∃x(Sx&Rx)" on line 1. To use the rule,
you assume an instance of the existentially quantified
formula and then derive something from it. In this case
"(Sa & Ra)" is assumed and "
∃xSx" is derived from it.
At this point Rule
E lets you write down what you
have just derived a second time, changing its dependencies.
While line 4 depended on the assumption
in line 2, the rule lets you write down the same formula
depending on the existentially quantified formula in line 1.

In essence, the idea behind of the rule is this:
when an existentially quantified formula like "
∃xFx" is
true under some interpretation, then you know
that at least one formula like "Fa" or "Fb" or
"Fc" or (and so on) is also true.
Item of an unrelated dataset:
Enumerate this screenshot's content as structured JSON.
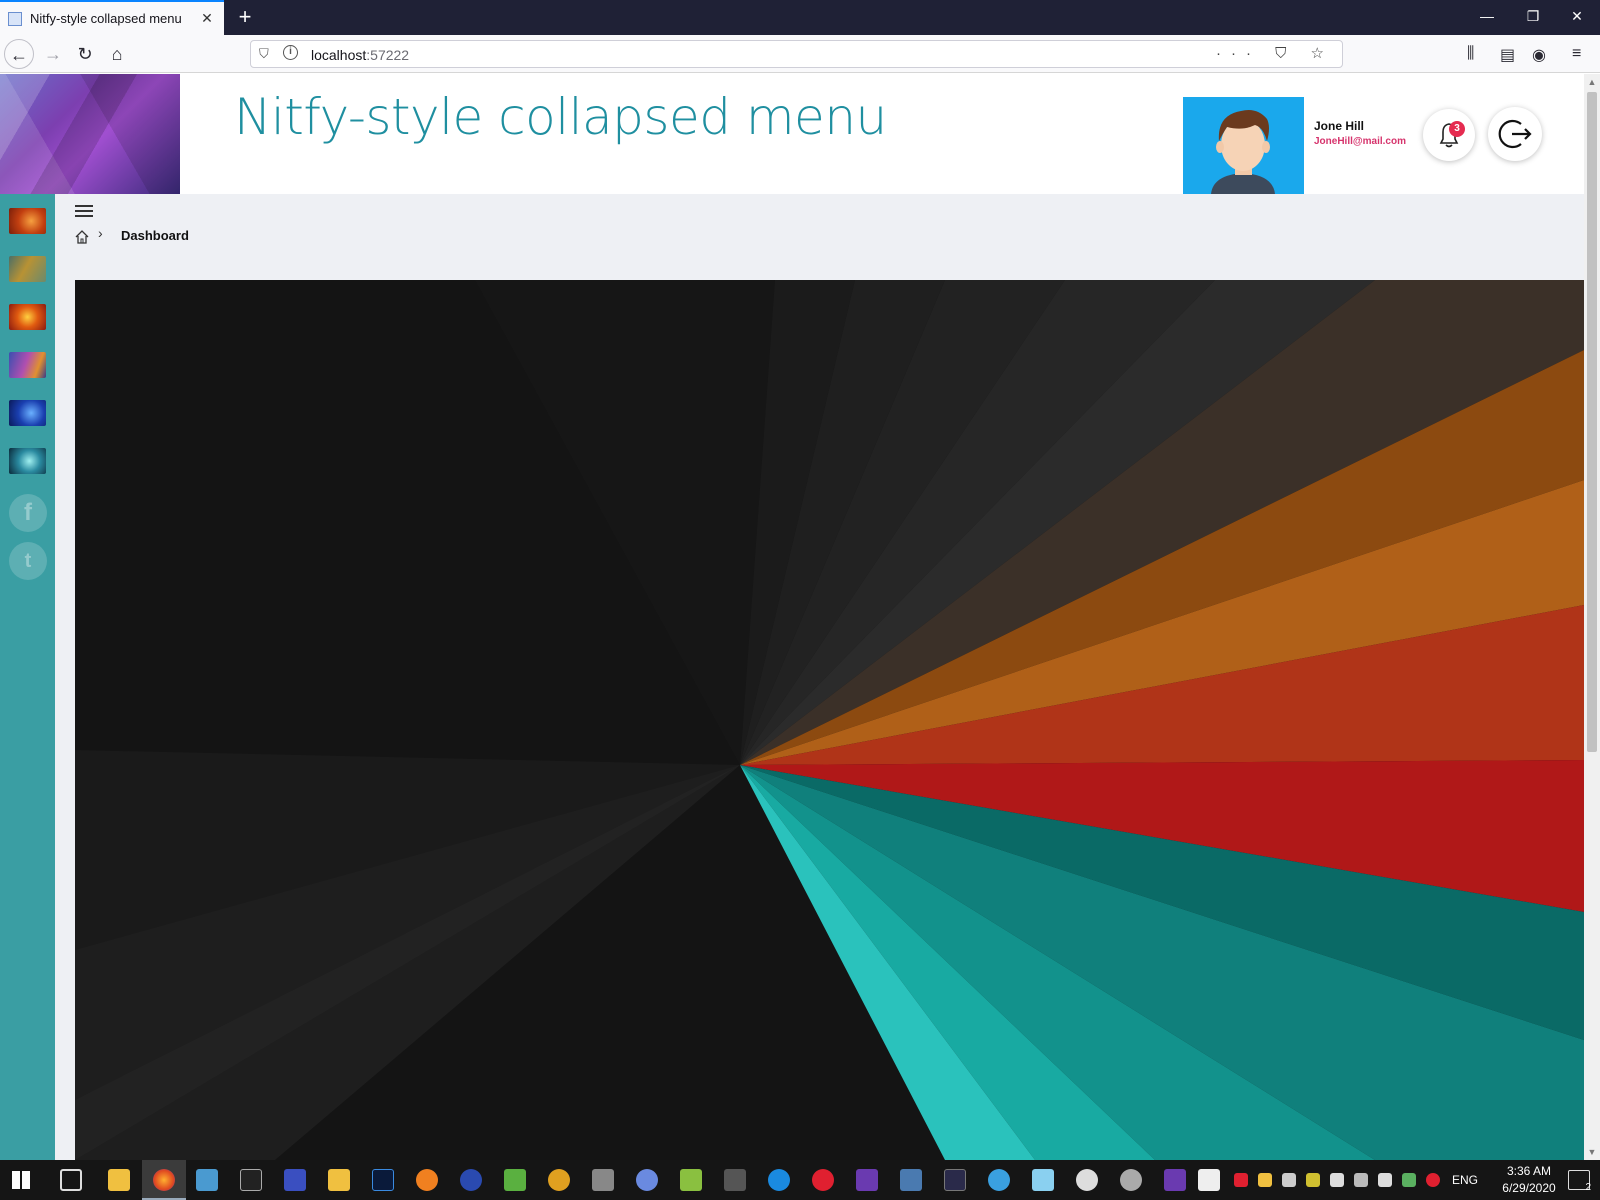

But you don't know
which one. Still, what you can do is assume one of
these formulas (such as "Fb") and try to show
something that you could show whether you
assume "Fa" or "Fb" or "Fc" or whatever.
For example, in the derivation above, we assumed
"(Sa & Ra)" to derive "
∃xSx". But we could have
just as well assumed "(Sb & Rb)" or "(Sc & Rc)" etc.
The choice of the constant didn't matter in
deriving "
∃xSx". That shows that "∃xSx" follows
not only from "(Sa & Ra)", but from
"
∃x(Sx&Rx)" as well.

Here is the rule, with all its restrictions:

E (Existential Quantifier Elimination)
For any variable v and constant c,
if you have derived vφ, assumed φv/c, and derived ψ,
and c does not occur in ψ, φ, or anything ψ depends on (except φv/c),
then you can write down ψ a second time, depending on everything
the first ψ depends on (except the assumption φv/c) together with
everything vφ depends on.

Here are two examples of misuse of the rule,
to help see how to use it correctly.

In this last example, φ is "Fx", v is "x",
c is "a",
vφ is "∃xFx", φv/c is "Fa",
and ψ is "(Fa & Ga)". The problem here
is that c occurs in ψ on line 4
("a" occurs in the formula on line 4).
So Rule
E cannot be used this way at
line 5.

Here is another example of an incorrect
use of the rule:

To be sure, this example is not correct,
otherwise you would be able to show
that if something is fat, then everything is fat!

Exercise 2.2a
What restriction of the rule is violated
on line 3 of the last example?

2.3 Soundness and completeness

Our MPL natural deduction system is sound.
You can verify this for yourself, by examining
each of the rules to ensure that the rules only
permit you to write down well-formed formulas
which are entailed by their dependencies.
That the system as a whole is sound means:

For any MPL formula
φ, if φ, then φ,

and

For any MPL formula
φ, and list of MPL formulas X,
if
X φ then X φ.

The system is also good for a further reason;
it is complete. That the system is complete means:

For any MPL formula
φ, if φ then φ.

and

For any MPL formula
φ, and list of MPL formulas X,
if
X φ then X φ.

We won't prove completeness of our MPL system
in this introductory course. But it is useful to
know that the system is complete.
In SL you can use the truth table method
to determine whether or not a particular SL formula
is valid. But in MPL you cannot rely on the truth
table method to determine whether or not an MPL
formula is valid. You need some other method.
Since the natural deduction is system for MPL
is complete, if an MPL formula is valid, there is
a derivation of the formula using the system.

Exercise 2.3a
Show that "
∀x(Fx→Fx)" is valid in two different ways.

Exercise 2.3b
Suppose you try to find a derivation of a certain MPL
formula, but you do not succeed in finding a derivation.
Does it follow that that formula is not valid?

2.4 Practice

Exercise 2.4a

Show the following:

∀xHx Ha
∀xHx,
(Hc ∃xGx) ∃xGx
∀x
(HxMx), ∀xHx ∀xMx
Ha ∃yHy
(Ab Dc) (Ab ∃xDx)
∃x(Fx & Gx) ∃xFx
∀x
(Fx∀yGy) ∀x∀y(FxGy)
∀x(PxQx), ∀x(QxPx) ∀x(Px↔Qx)
∃x~Px ~∀xPx
(
∃xPx∀x(QxRx)), (Pa&Qa) Ra
(∀x(PxQx)∃x(Rx&Sx)), (∀x(PxSx)&∀x(SxQx)) ∃xSx
(∀x(Px&~Qx)∃xRx), ~∃x(Qx∨Rx) ~∀xPx
(∃x~Px∀x~Qx), (∃x~Px∃xQx), ∀x(PxRx) ∀xRx
~∃x
(Px∨Qx), (∃xRx∃xPx), (∃xSx∃xQx) ~∃x(Rx∨Sx)